24 June 2021: Britain’s Court of Appeal has held that delivery company Deliveroo’s riders are not workers employed by the company but independent contractors who are self-employed. This is the fourth case in which Deliveroo workers have been denied the status of works by courts. Earlier, the central Arbitration Committee and the High Court have held Deliveroo workers as self-employed in three separate cases. The loss has come as a big blow to workers and the Independent Workers Union of Great Britain (IWGB), which was refused permission in 2017 for collective bargaining rights for a group of Deliveroo riders on the basis that they were not workers under the terms of legislation on labour relations.
24 June 2021: Seattle’s Office of Labor Standards began investigating Uber after drivers complained that they were not receiving the benefits from Uber as per law. Seattle’s law allows workers paid sick leave and paid time off for other reasons, such as to seek help in domestic violence cases or to care for children whose schools were closed because of the pandemic. Though Uber has refused to admit liability in the matter, it will pay $1.3 million in back pay, interest, damages and civil penalties for 2,329 workers, as well as nearly $2.2 million in advance payment of unused paid time off to 15,084 workers.
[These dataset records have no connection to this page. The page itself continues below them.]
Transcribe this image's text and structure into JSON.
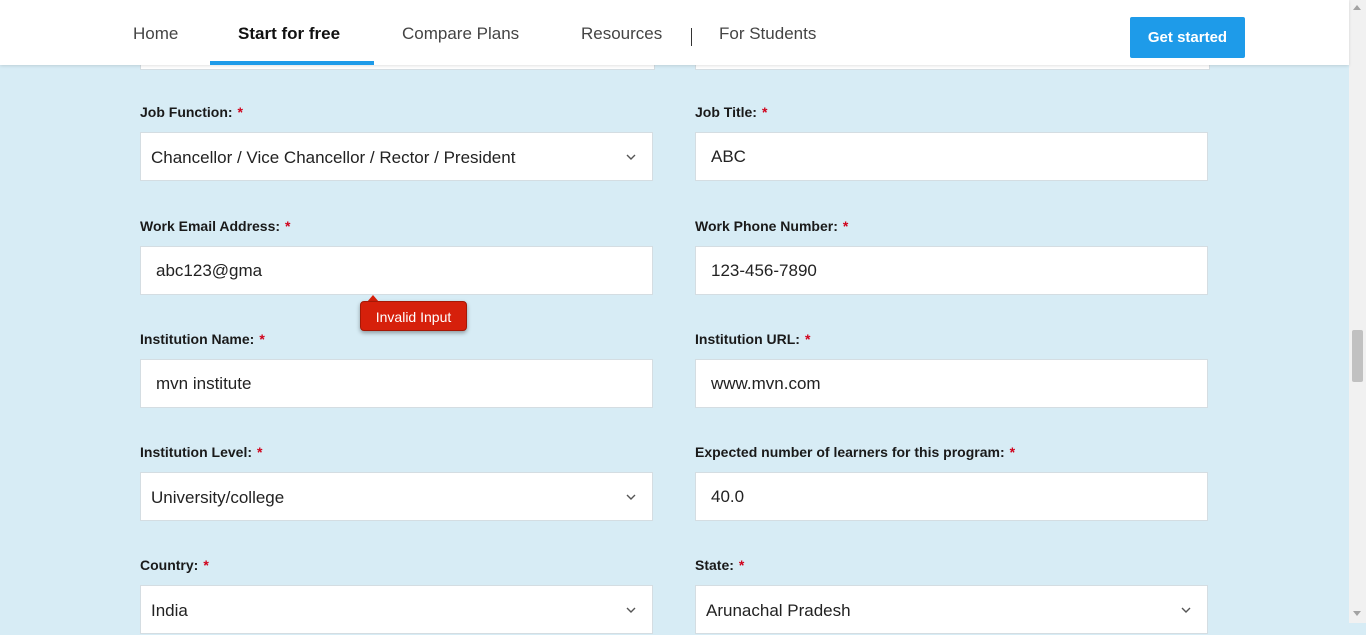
{
  "nav": {
    "items": [
      "Home",
      "Start for free",
      "Compare Plans",
      "Resources",
      "For Students"
    ],
    "active_index": 1,
    "cta_label": "Get started",
    "accent_color": "#1e9be9"
  },
  "form": {
    "required_marker": "*",
    "fields": {
      "job_function": {
        "label": "Job Function:",
        "value": "Chancellor / Vice Chancellor / Rector / President",
        "type": "select"
      },
      "job_title": {
        "label": "Job Title:",
        "value": "ABC",
        "type": "text"
      },
      "work_email": {
        "label": "Work Email Address:",
        "value": "abc123@gma",
        "type": "text"
      },
      "work_phone": {
        "label": "Work Phone Number:",
        "value": "123-456-7890",
        "type": "text"
      },
      "institution_name": {
        "label": "Institution Name:",
        "value": "mvn institute",
        "type": "text"
      },
      "institution_url": {
        "label": "Institution URL:",
        "value": "www.mvn.com",
        "type": "text"
      },
      "institution_level": {
        "label": "Institution Level:",
        "value": "University/college",
        "type": "select"
      },
      "expected_learners": {
        "label": "Expected number of learners for this program:",
        "value": "40.0",
        "type": "text"
      },
      "country": {
        "label": "Country:",
        "value": "India",
        "type": "select"
      },
      "state": {
        "label": "State:",
        "value": "Arunachal Pradesh",
        "type": "select"
      }
    },
    "validation_message": "Invalid Input",
    "error_color": "#d6200b",
    "required_color": "#d0021b"
  }
}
22 June 2021: Workers have registered major victory in Lesotho with their long and militant strike between 10 May and 7 June for wage increments. The government there notified new minimum wages, effective from next month, with 14% wage hike for garment workers who currently earn M 2,000 per month. Workers in other sectors outside the civil service have been awarded a 9% salary increment. In May, the government was unsuccessful in stifling the workers’ strike despite brutal police action, including firing live bullets that killed 2 workers and left many severely injured.
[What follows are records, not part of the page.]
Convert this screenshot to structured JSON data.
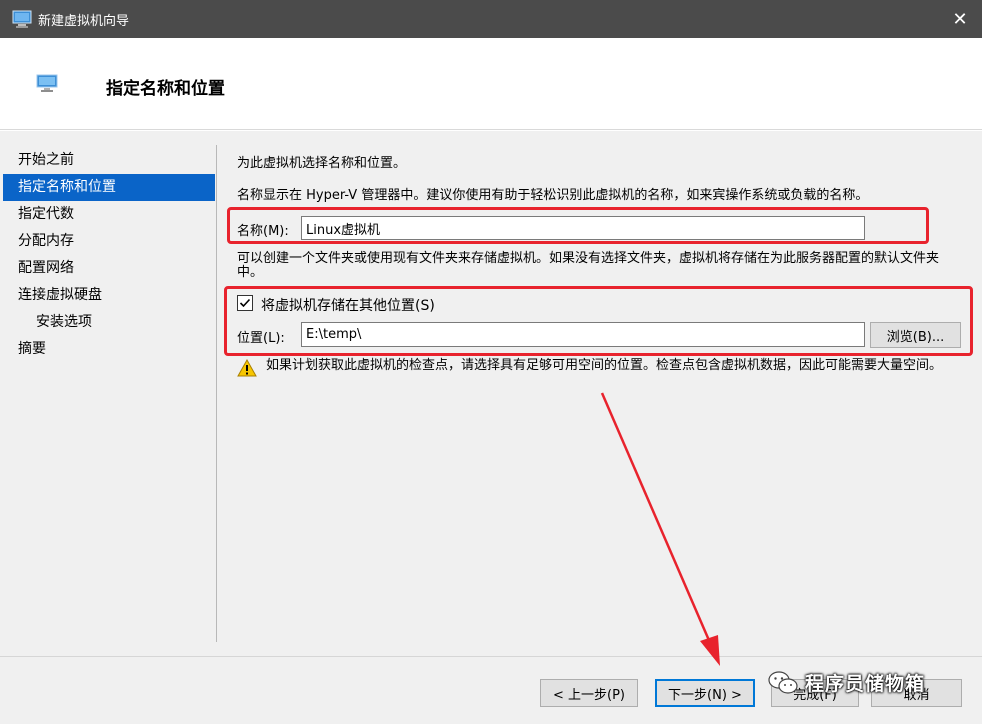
{
  "window": {
    "title": "新建虚拟机向导",
    "close_symbol": "✕"
  },
  "banner": {
    "heading": "指定名称和位置"
  },
  "nav": {
    "items": [
      {
        "label": "开始之前"
      },
      {
        "label": "指定名称和位置"
      },
      {
        "label": "指定代数"
      },
      {
        "label": "分配内存"
      },
      {
        "label": "配置网络"
      },
      {
        "label": "连接虚拟硬盘"
      },
      {
        "label": "安装选项"
      },
      {
        "label": "摘要"
      }
    ],
    "active_index": 1
  },
  "content": {
    "intro": "为此虚拟机选择名称和位置。",
    "name_hint": "名称显示在 Hyper-V 管理器中。建议你使用有助于轻松识别此虚拟机的名称，如来宾操作系统或负载的名称。",
    "name_label": "名称(M):",
    "name_value": "Linux虚拟机",
    "folder_hint": "可以创建一个文件夹或使用现有文件夹来存储虚拟机。如果没有选择文件夹，虚拟机将存储在为此服务器配置的默认文件夹中。",
    "store_elsewhere_label": "将虚拟机存储在其他位置(S)",
    "store_elsewhere_checked": true,
    "location_label": "位置(L):",
    "location_value": "E:\\temp\\",
    "browse_label": "浏览(B)...",
    "warning_text": "如果计划获取此虚拟机的检查点，请选择具有足够可用空间的位置。检查点包含虚拟机数据，因此可能需要大量空间。"
  },
  "footer": {
    "prev_label": "< 上一步(P)",
    "next_label": "下一步(N) >",
    "finish_label": "完成(F)",
    "cancel_label": "取消"
  },
  "watermark": {
    "text": "程序员储物箱"
  },
  "colors": {
    "annotation_red": "#e8232d",
    "selection_blue": "#0a64c8",
    "titlebar": "#4b4b4b"
  }
}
17 June 2021: Prime Minister Kyriakos Mitsotakis’ conservative government bulldozed the new labour reform Bill with 158 votes in a 300 member parliament; it allows employees to opt for a longer working day in exchange for their time off, thereby increasing working hours from the existing eight hours per day to 10. It raises yearly overtime to 150 hours and introduces a digital work card from next year, which would help employers track workers in real time. Unions and workers held several strikes across the country against the Bill up until the final day when the bill went to vote. On the day of the voting over 9,000 workers in Greece were on a general strike.
15 June 2021: A French court has held Swedish furniture firm Ikea guilty of spying on its workers and illegally collecting as well as storing their personal and financial information. The firm was also found guilty of storing customer information and propping up fake employee accounts to report on workers. The matter dates back 2009-12, when the cases first came to light. Several store managers and employees in human resources and a private investigator and police officers were held guilty of actively supporting the spying programme.
2 June 2021: A labour court found JBS Foods guilty for the outbreak of COVID-19 cases indoors at its plant in Caxias do Sul and fined it 1 million Rias ($194,000) for failing to implement health and safety measures. It also ordered that workers be provided with protective masks, individual lockers and that they should stay at least two meters apart while working. The world’s largest meat producer was also found guilty of similar charges in the US and fined $15,615 in September 2020 by the Department of Labor’s Occupational Safety and Health Administration.